Task requirements. Each line of the data below that carries the word "icon" needs to be copied.

Data records for software interfaces.
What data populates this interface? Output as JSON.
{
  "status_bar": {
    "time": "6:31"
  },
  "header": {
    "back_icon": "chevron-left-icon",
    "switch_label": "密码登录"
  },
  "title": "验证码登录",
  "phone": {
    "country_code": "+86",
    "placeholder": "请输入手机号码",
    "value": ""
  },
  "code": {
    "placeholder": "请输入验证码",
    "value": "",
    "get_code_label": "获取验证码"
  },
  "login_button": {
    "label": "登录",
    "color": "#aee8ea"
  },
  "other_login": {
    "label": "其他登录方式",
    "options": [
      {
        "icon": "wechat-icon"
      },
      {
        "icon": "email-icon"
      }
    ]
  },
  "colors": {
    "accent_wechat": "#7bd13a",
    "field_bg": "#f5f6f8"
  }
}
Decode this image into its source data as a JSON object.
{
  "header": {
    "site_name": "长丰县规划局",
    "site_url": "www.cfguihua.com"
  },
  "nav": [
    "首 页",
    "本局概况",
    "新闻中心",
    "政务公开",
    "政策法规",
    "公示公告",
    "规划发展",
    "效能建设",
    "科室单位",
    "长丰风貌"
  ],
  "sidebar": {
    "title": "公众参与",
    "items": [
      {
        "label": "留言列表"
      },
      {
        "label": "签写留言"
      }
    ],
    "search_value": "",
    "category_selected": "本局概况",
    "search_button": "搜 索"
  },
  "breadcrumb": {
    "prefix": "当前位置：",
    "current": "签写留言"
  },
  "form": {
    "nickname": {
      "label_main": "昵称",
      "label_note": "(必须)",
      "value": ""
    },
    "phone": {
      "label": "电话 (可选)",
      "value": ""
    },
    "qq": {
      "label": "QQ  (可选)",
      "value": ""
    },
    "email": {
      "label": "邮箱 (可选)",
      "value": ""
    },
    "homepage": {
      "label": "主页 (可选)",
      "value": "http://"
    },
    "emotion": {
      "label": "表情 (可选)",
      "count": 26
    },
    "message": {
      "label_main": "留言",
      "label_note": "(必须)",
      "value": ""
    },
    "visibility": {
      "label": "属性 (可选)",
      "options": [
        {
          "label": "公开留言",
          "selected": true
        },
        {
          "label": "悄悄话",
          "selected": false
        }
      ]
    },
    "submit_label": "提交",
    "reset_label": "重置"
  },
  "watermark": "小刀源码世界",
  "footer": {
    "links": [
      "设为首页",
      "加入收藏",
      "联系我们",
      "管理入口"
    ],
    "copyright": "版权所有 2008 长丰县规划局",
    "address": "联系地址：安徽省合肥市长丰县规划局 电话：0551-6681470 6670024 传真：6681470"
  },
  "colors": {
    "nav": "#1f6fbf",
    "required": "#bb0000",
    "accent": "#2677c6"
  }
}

Finished exercise.
    "back_icon": "chevron-left-icon",
        "icon": "wechat-icon"
        "icon": "email-icon"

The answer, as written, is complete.